--- Supplied data ---

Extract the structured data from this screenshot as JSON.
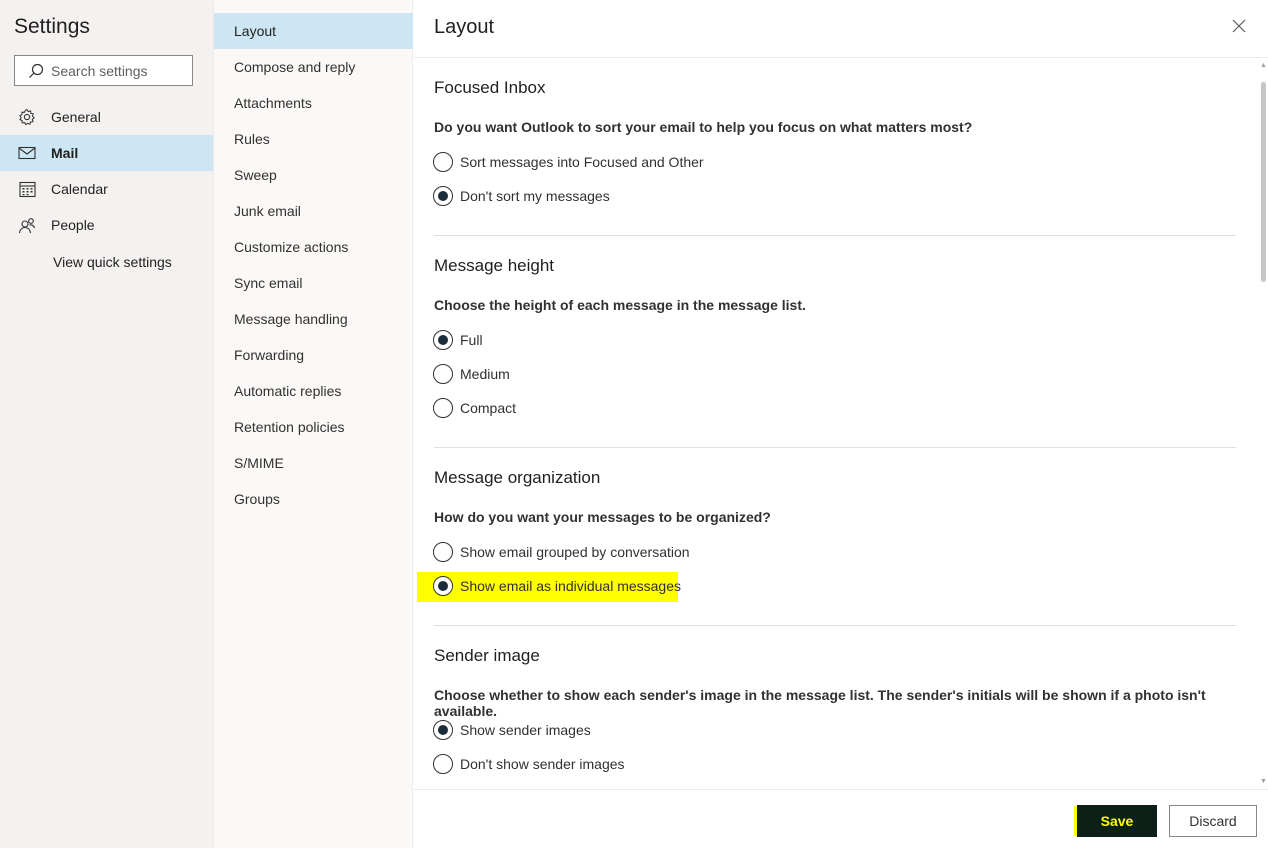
{
  "settings": {
    "title": "Settings",
    "search_placeholder": "Search settings",
    "nav": [
      {
        "label": "General",
        "icon": "gear-icon"
      },
      {
        "label": "Mail",
        "icon": "mail-icon"
      },
      {
        "label": "Calendar",
        "icon": "calendar-icon"
      },
      {
        "label": "People",
        "icon": "people-icon"
      }
    ],
    "active_nav": "Mail",
    "quick_settings_label": "View quick settings"
  },
  "mail_menu": {
    "items": [
      "Layout",
      "Compose and reply",
      "Attachments",
      "Rules",
      "Sweep",
      "Junk email",
      "Customize actions",
      "Sync email",
      "Message handling",
      "Forwarding",
      "Automatic replies",
      "Retention policies",
      "S/MIME",
      "Groups"
    ],
    "active": "Layout"
  },
  "layout": {
    "title": "Layout",
    "sections": [
      {
        "title": "Focused Inbox",
        "question": "Do you want Outlook to sort your email to help you focus on what matters most?",
        "options": [
          "Sort messages into Focused and Other",
          "Don't sort my messages"
        ],
        "selected": "Don't sort my messages"
      },
      {
        "title": "Message height",
        "question": "Choose the height of each message in the message list.",
        "options": [
          "Full",
          "Medium",
          "Compact"
        ],
        "selected": "Full"
      },
      {
        "title": "Message organization",
        "question": "How do you want your messages to be organized?",
        "options": [
          "Show email grouped by conversation",
          "Show email as individual messages"
        ],
        "selected": "Show email as individual messages"
      },
      {
        "title": "Sender image",
        "question": "Choose whether to show each sender's image in the message list. The sender's initials will be shown if a photo isn't available.",
        "options": [
          "Show sender images",
          "Don't show sender images"
        ],
        "selected": "Show sender images"
      }
    ]
  },
  "footer": {
    "save_label": "Save",
    "discard_label": "Discard"
  },
  "colors": {
    "selected_bg": "#cce7f3",
    "highlight": "#ffff00",
    "save_bg": "#0b2016"
  }
}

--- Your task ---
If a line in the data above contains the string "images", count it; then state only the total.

--- Answer space ---
3